and 1513, Leonardo does not appear to have used the chisel for any personal creation of his own, he certainly gave his young friend and host, the sculptor Giovanni Francesco Rustici (born 14/4, died 1554) the benefit of his advice. He shared more or less directly in the execution of the group of three bronze statues with which Rustici adorned the Baptistry, and which were placed in position in 1511—S. John the Baptist preaching between the Levite and the Pharisee. According to Vasari, Leonardo's attention was especially given to the preparation of the moulds and to the iron framework intended for the protection of the bronzes, and he even worked with his own hands on the models. There can be no doubt about his influence on the work; it is evident in more than one detail. It struggles with that of Donatello and Michelangelo in these three most expressive figures.l
In Rustici's studio Leonardo met young Baccio Bandinelli, to whom he seems to have shown some friendliness. After seeing his drawings he advised him to attempt working in relief, suggested Donatello as his model, and urged him to do something in marble. Bandinelli did produce an imitation of an antique female bust, which he modelled from an original in the Medici Palace. My readers know how little this mischievous mediocrity justified the confidence with which his great and kind-hearted Mentor had honoured him.
Besides Rustici and Bandinelli, Leonardo gathered a certain number of young men, all of them unknown to fame, about him. As for the pupil described as "ll Fattore," I much doubt his having been Giovanni Francesco Penni,2 for this artist (who was born not in 1486, as has been believed, but in 1496) was then only eight years old. Besides which, it would appear that Penni only received this surname in Raphael's studio. In conclusion, we may mention Jacopo da Pontormo, who, as Vasari affirms, worked for a short time under Leonardo's direction.3
All through this period, scientific enquiry alternated with artistic labour, though the last is not, perhaps, pursued with the same
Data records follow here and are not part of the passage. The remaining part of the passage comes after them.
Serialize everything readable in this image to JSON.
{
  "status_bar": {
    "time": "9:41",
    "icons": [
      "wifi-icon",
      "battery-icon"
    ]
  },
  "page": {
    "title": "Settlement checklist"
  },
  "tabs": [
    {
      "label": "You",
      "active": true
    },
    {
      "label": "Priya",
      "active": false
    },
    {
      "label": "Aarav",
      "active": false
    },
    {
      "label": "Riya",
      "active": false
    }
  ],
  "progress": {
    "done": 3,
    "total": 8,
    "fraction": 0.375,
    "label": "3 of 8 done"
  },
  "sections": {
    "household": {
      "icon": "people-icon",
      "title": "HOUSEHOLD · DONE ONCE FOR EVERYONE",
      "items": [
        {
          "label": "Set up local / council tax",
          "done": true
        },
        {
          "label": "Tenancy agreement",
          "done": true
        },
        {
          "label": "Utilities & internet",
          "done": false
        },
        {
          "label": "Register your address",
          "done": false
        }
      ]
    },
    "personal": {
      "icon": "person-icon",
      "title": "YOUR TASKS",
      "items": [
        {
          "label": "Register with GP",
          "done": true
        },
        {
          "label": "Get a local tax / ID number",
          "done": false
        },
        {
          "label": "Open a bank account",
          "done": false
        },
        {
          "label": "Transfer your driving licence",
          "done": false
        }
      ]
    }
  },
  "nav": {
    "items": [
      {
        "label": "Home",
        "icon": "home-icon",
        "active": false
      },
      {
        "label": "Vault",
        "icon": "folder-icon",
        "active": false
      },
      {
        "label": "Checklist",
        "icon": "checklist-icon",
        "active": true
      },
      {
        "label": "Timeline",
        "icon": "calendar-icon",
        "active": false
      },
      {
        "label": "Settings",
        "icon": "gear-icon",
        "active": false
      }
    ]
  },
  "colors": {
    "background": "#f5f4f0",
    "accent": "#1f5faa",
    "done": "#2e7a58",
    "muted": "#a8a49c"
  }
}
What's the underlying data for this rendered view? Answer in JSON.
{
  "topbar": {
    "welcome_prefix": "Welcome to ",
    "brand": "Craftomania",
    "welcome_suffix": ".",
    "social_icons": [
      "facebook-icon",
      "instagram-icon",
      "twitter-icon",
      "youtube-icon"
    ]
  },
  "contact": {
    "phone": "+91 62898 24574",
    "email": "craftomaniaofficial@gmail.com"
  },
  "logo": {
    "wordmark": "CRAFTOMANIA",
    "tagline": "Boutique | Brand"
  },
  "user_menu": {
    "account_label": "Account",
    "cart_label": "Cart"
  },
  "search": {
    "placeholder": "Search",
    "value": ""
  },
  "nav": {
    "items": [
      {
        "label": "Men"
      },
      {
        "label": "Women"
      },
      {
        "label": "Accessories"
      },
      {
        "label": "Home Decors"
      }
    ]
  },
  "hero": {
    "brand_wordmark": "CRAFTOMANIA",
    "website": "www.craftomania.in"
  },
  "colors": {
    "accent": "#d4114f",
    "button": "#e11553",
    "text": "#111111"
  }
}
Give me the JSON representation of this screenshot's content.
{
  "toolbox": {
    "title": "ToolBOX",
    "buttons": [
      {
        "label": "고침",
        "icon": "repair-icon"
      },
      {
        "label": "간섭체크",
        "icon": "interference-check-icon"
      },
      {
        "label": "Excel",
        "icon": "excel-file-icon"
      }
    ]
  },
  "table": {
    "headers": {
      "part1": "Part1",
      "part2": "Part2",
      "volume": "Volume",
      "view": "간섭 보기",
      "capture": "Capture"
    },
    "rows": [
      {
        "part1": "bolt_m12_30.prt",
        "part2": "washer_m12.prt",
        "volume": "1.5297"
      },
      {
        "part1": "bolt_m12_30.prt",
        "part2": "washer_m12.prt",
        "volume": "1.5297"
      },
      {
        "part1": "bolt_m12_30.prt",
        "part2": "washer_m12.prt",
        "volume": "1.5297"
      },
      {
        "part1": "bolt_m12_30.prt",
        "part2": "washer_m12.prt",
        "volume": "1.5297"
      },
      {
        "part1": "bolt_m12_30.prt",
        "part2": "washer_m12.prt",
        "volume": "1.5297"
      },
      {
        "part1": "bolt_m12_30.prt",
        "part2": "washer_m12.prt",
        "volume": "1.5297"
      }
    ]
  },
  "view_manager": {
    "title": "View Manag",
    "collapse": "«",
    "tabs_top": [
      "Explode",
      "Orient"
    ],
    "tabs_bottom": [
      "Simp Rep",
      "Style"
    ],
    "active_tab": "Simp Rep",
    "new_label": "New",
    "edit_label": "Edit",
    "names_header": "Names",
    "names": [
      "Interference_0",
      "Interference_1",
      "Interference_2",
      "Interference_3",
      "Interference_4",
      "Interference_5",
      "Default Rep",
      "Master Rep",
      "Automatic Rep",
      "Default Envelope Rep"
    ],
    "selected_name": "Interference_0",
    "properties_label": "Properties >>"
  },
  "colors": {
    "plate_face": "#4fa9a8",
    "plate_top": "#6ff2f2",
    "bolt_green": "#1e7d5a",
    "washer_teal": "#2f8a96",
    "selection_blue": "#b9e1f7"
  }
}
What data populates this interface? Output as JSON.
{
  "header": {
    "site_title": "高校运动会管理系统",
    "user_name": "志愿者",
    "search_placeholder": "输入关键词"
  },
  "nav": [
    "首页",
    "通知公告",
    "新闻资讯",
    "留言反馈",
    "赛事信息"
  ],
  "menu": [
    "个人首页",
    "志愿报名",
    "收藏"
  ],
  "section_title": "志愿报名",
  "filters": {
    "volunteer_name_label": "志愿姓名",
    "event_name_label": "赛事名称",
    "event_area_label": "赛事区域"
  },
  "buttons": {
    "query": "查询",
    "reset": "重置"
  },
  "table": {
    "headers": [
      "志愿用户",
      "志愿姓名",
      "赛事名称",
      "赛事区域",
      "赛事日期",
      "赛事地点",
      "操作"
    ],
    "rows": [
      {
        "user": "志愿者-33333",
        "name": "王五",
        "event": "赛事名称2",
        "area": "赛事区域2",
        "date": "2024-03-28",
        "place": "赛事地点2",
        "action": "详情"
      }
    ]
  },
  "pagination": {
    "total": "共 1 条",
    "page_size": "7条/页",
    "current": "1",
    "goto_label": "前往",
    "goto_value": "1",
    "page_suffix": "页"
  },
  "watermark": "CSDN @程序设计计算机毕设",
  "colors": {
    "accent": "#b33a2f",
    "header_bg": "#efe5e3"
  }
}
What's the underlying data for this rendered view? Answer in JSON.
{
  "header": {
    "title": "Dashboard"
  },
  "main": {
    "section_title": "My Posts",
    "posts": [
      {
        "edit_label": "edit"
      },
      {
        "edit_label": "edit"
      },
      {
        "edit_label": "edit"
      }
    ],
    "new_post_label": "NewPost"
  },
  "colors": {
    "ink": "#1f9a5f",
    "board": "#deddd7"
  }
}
1 For Leonardo's relations with Rustici see ante, p. 64. (Cf. my Histoire de C Art pendant la Renaissance, vol. iii. p. 409-411.)
2 See Richter, Leonardo, p. 91. 3 Milanesi's edition, vol. vi. p. 246.